## Task requirements
Send back the entries exactly as they were given.

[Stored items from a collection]
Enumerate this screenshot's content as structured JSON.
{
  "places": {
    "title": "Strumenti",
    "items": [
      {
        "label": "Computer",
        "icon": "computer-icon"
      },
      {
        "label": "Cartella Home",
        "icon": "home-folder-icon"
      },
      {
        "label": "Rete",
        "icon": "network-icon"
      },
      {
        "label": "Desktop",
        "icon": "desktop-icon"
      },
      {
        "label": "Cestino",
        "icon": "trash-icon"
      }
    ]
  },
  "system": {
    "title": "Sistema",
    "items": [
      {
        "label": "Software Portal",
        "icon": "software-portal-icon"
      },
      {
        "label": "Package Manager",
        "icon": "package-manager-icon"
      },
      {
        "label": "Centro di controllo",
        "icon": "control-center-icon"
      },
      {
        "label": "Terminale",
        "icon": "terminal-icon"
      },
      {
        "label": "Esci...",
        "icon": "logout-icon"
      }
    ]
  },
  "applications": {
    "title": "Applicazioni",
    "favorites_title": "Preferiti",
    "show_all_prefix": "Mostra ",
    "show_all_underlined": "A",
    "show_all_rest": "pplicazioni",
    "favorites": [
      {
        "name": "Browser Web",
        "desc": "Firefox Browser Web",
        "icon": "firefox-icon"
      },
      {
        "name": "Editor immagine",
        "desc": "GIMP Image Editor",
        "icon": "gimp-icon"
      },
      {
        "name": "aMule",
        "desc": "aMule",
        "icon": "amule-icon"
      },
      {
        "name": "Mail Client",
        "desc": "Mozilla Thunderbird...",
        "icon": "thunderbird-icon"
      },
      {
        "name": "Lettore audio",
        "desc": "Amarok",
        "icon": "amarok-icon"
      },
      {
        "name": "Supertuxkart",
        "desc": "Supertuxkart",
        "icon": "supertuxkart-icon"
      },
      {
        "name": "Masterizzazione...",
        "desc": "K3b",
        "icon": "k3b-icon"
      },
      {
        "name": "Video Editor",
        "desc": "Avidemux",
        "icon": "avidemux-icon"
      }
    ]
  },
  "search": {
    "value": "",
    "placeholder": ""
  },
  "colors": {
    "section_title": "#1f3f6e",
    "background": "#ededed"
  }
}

## Result for this exercise
Enumerate this screenshot's content as structured JSON.
{
  "places": {
    "title": "Strumenti",
    "items": [
      {
        "label": "Computer",
        "icon": "computer-icon"
      },
      {
        "label": "Cartella Home",
        "icon": "home-folder-icon"
      },
      {
        "label": "Rete",
        "icon": "network-icon"
      },
      {
        "label": "Desktop",
        "icon": "desktop-icon"
      },
      {
        "label": "Cestino",
        "icon": "trash-icon"
      }
    ]
  },
  "system": {
    "title": "Sistema",
    "items": [
      {
        "label": "Software Portal",
        "icon": "software-portal-icon"
      },
      {
        "label": "Package Manager",
        "icon": "package-manager-icon"
      },
      {
        "label": "Centro di controllo",
        "icon": "control-center-icon"
      },
      {
        "label": "Terminale",
        "icon": "terminal-icon"
      },
      {
        "label": "Esci...",
        "icon": "logout-icon"
      }
    ]
  },
  "applications": {
    "title": "Applicazioni",
    "favorites_title": "Preferiti",
    "show_all_prefix": "Mostra ",
    "show_all_underlined": "A",
    "show_all_rest": "pplicazioni",
    "favorites": [
      {
        "name": "Browser Web",
        "desc": "Firefox Browser Web",
        "icon": "firefox-icon"
      },
      {
        "name": "Editor immagine",
        "desc": "GIMP Image Editor",
        "icon": "gimp-icon"
      },
      {
        "name": "aMule",
        "desc": "aMule",
        "icon": "amule-icon"
      },
      {
        "name": "Mail Client",
        "desc": "Mozilla Thunderbird...",
        "icon": "thunderbird-icon"
      },
      {
        "name": "Lettore audio",
        "desc": "Amarok",
        "icon": "amarok-icon"
      },
      {
        "name": "Supertuxkart",
        "desc": "Supertuxkart",
        "icon": "supertuxkart-icon"
      },
      {
        "name": "Masterizzazione...",
        "desc": "K3b",
        "icon": "k3b-icon"
      },
      {
        "name": "Video Editor",
        "desc": "Avidemux",
        "icon": "avidemux-icon"
      }
    ]
  },
  "search": {
    "value": "",
    "placeholder": ""
  },
  "colors": {
    "section_title": "#1f3f6e",
    "background": "#ededed"
  }
}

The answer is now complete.